**RECORDS SHOWN**
************
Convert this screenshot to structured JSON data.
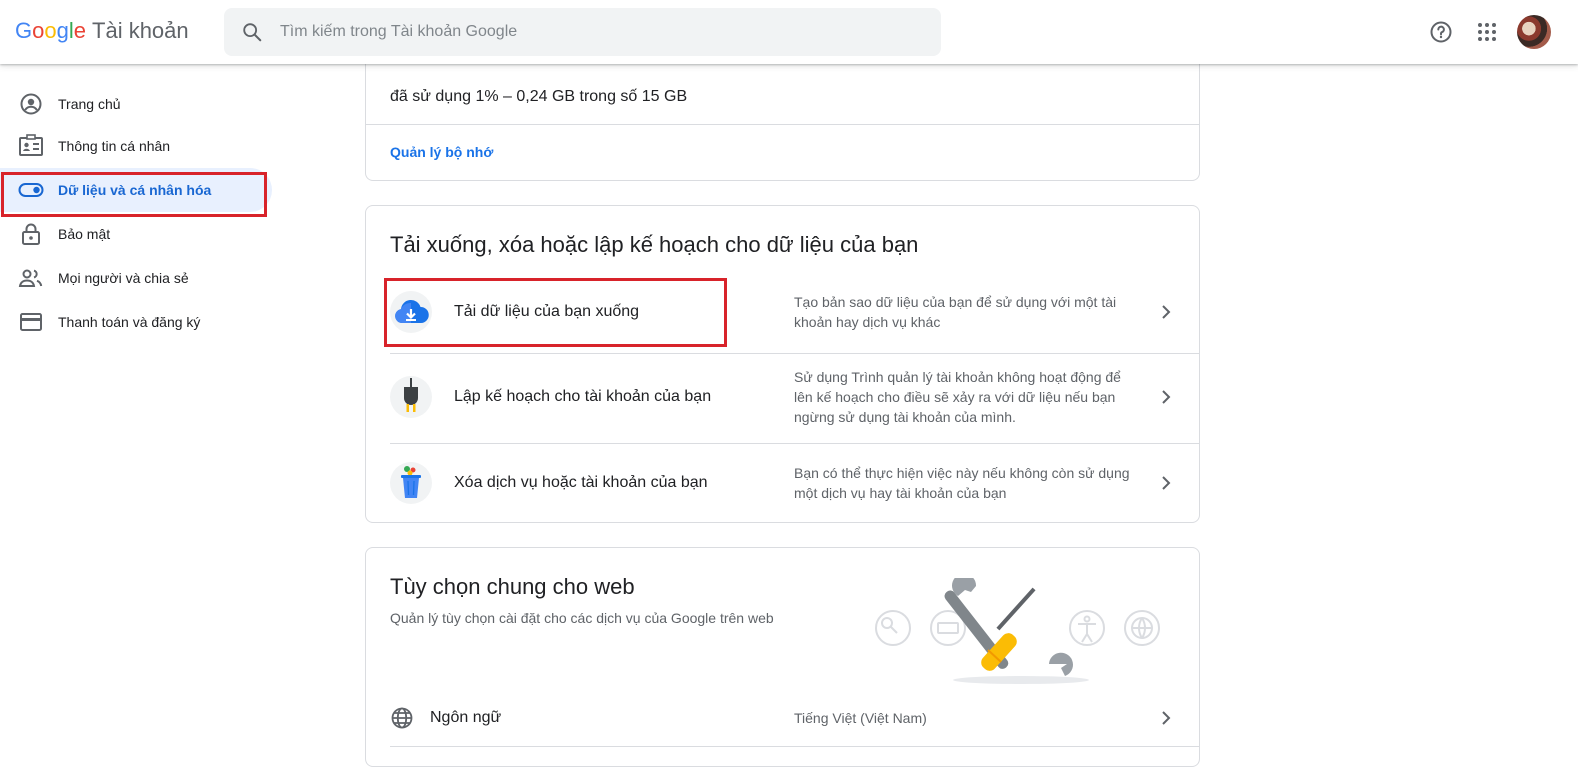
{
  "header": {
    "logo_letters": [
      "G",
      "o",
      "o",
      "g",
      "l",
      "e"
    ],
    "logo_colors": [
      "#4285f4",
      "#ea4335",
      "#fbbc05",
      "#4285f4",
      "#34a853",
      "#ea4335"
    ],
    "product": "Tài khoản",
    "search_placeholder": "Tìm kiếm trong Tài khoản Google",
    "icons": [
      "search-icon",
      "help-icon",
      "apps-icon",
      "avatar"
    ]
  },
  "sidebar": {
    "items": [
      {
        "label": "Trang chủ",
        "icon": "account-circle-icon"
      },
      {
        "label": "Thông tin cá nhân",
        "icon": "id-card-icon"
      },
      {
        "label": "Dữ liệu và cá nhân hóa",
        "icon": "toggle-icon",
        "active": true
      },
      {
        "label": "Bảo mật",
        "icon": "lock-icon"
      },
      {
        "label": "Mọi người và chia sẻ",
        "icon": "people-icon"
      },
      {
        "label": "Thanh toán và đăng ký",
        "icon": "credit-card-icon"
      }
    ]
  },
  "storage": {
    "usage": "đã sử dụng 1% – 0,24 GB trong số 15 GB",
    "manage_link": "Quản lý bộ nhớ"
  },
  "data_card": {
    "title": "Tải xuống, xóa hoặc lập kế hoạch cho dữ liệu của bạn",
    "rows": [
      {
        "label": "Tải dữ liệu của bạn xuống",
        "desc": "Tạo bản sao dữ liệu của bạn để sử dụng với một tài khoản hay dịch vụ khác",
        "icon": "cloud-download-icon"
      },
      {
        "label": "Lập kế hoạch cho tài khoản của bạn",
        "desc": "Sử dụng Trình quản lý tài khoản không hoạt động để lên kế hoạch cho điều sẽ xảy ra với dữ liệu nếu bạn ngừng sử dụng tài khoản của mình.",
        "icon": "plug-icon"
      },
      {
        "label": "Xóa dịch vụ hoặc tài khoản của bạn",
        "desc": "Bạn có thể thực hiện việc này nếu không còn sử dụng một dịch vụ hay tài khoản của bạn",
        "icon": "trash-icon"
      }
    ]
  },
  "web_card": {
    "title": "Tùy chọn chung cho web",
    "subtitle": "Quản lý tùy chọn cài đặt cho các dịch vụ của Google trên web",
    "language_label": "Ngôn ngữ",
    "language_value": "Tiếng Việt (Việt Nam)"
  },
  "colors": {
    "accent": "#1a73e8",
    "active_bg": "#e8f0fe",
    "highlight": "#d8232a"
  }
}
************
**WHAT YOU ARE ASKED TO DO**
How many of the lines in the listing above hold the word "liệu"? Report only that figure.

**SOLUTION BELOW**
5